Featured image Kim Strassel delivers today’s good news in her Wall Street Journal column “A GOP regulatory game changer” (accessible here via Google). She introduces the Pacific Legal Foundation’s Todd Gaziano to explain the mechanics of the rarely used (and almost always unsuccessful) Congressional Review Act of 1996 to undo executive agency regulations. (The text of the Congressional Review Act is accessible here.) As a staffer to Rep. David McIntosh at the »

How not to respond to Russian cyber meddling

Featured image Let’s say you’re Vladimir Putin and your agents caused hacking of the emails of John Podesta and the DNC. If U.S. intelligence officials concluded that you were responsible for the hacking, what reaction would you want from the U.S. government? My guess is that Putin would want the U.S. to be reacting just about the way it is now. He would want the president officially to accuse Russia of meddling »

Schumer identifies common ground with Trump

Featured image While Democrats around the country try to “process” what happened last week, wily Chuck Schumer is planning what will happen next year. The soon-to-be Senate Minority Leader announced that, unlike Republicans during the Obama years, the Democrats won’t reflexively oppose whatever the president proposes.

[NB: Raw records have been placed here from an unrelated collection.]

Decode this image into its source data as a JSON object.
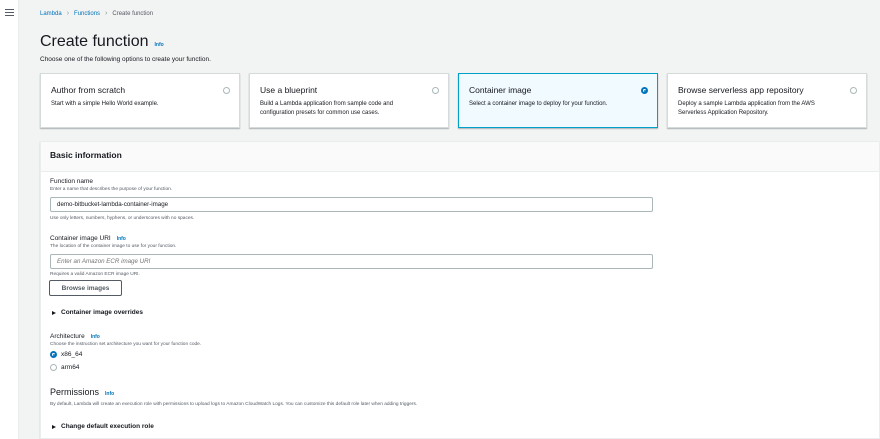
{
  "breadcrumb": {
    "items": [
      "Lambda",
      "Functions"
    ],
    "current": "Create function"
  },
  "page": {
    "title": "Create function",
    "info": "Info",
    "description": "Choose one of the following options to create your function."
  },
  "options": [
    {
      "title": "Author from scratch",
      "desc_line1": "Start with a simple Hello World example.",
      "desc_line2": "",
      "selected": false
    },
    {
      "title": "Use a blueprint",
      "desc_line1": "Build a Lambda application from sample code and",
      "desc_line2": "configuration presets for common use cases.",
      "selected": false
    },
    {
      "title": "Container image",
      "desc_line1": "Select a container image to deploy for your function.",
      "desc_line2": "",
      "selected": true
    },
    {
      "title": "Browse serverless app repository",
      "desc_line1": "Deploy a sample Lambda application from the AWS",
      "desc_line2": "Serverless Application Repository.",
      "selected": false
    }
  ],
  "basic_info": {
    "header": "Basic information",
    "function_name": {
      "label": "Function name",
      "description": "Enter a name that describes the purpose of your function.",
      "value": "demo-bitbucket-lambda-container-image",
      "constraint": "Use only letters, numbers, hyphens, or underscores with no spaces."
    },
    "image_uri": {
      "label": "Container image URI",
      "info": "Info",
      "description": "The location of the container image to use for your function.",
      "placeholder": "Enter an Amazon ECR image URI",
      "constraint": "Requires a valid Amazon ECR image URI.",
      "browse_button": "Browse images"
    },
    "overrides_label": "Container image overrides",
    "architecture": {
      "label": "Architecture",
      "info": "Info",
      "description": "Choose the instruction set architecture you want for your function code.",
      "options": [
        "x86_64",
        "arm64"
      ],
      "selected": "x86_64"
    },
    "permissions": {
      "title": "Permissions",
      "info": "Info",
      "description": "By default, Lambda will create an execution role with permissions to upload logs to Amazon CloudWatch Logs. You can customize this default role later when adding triggers.",
      "role_expander": "Change default execution role"
    }
  },
  "colors": {
    "link": "#0073bb",
    "selected_bg": "#f1faff",
    "selected_border": "#00a1c9"
  }
}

Instead, they will consider each proposal on its merits and work with President Trump when they consider his proposals meritorious. Schumer isn’t just saying this to »

What should the lame duck Congress do?

Featured image Go home, that’s what it should do. I agree with Rick Manning of Americans for Limited Government. He advises: The single most important decisions for Congress in the lame duck session are to get in and get out, and do a short term continuing resolution that will allow the new Trump administration and Republican majorities in Congress to assert their spending priorities this coming spring. No criminal justice reform. No »

Beware of bipartisan grandstanding

Featured image I wouldn’t call the following statement an iron rule, but it’s a good rule of thumb: When congressional Republicans and Democrats overwhelmingly agree on legislation, the legislation is probably bad. That’s the case, in my view, with the bipartisan legislation that enables 9/11 victims and their families to sue the government of Saudi Arabia. Nowadays, “bipartisan” often means that one party supported a bill unanimously and managed to pick up »

Republican leaders set to rubber stamp Obama’s internet giveaway

Featured image Last week, I asked whether Republican leaders will rubber stamp President Obama’s internet giveaway. My fear was that they would end up backing a continuing resolution that does not include language blocking the transition away from U.S. oversight of the Internet’s domain name system. Without that language, the Obama administration will hand oversight of the domain name system to an international organization. This would create a danger that countries like »

Will Republican leaders rubber stamp Obama’s internet giveaway? [Updated With Cartoon]

Featured image Congress is ironing out another of its continuing resolutions. Conservatives led by Ted Cruz are insisting that the resolution include language that would block the transition away from U.S. oversight of the Internet’s domain name system. Donald Trump has backed Cruz in this fight. Why is ongoing U.S. oversight so important? Because, as Rick Manning, president of Americans for Limited Government, says: Continuing U.S. oversight of the Internet’s domain name »

Midnight Regs, Part 2

Featured image No sooner are the pixels posted on my note yesterday regarding “midnight regulations” than The Hill reports this: GOP Mostly Powerless in Stopping Obama ‘Midnight’ Regulations . . . Republican lawmakers and independent experts expect more [regulations] to come. But Senate Majority Whip John Cornyn of Texas told Roll Call that his party cannot do much because “the framers of the Constitution didn’t give us a lot of tools that didn’t »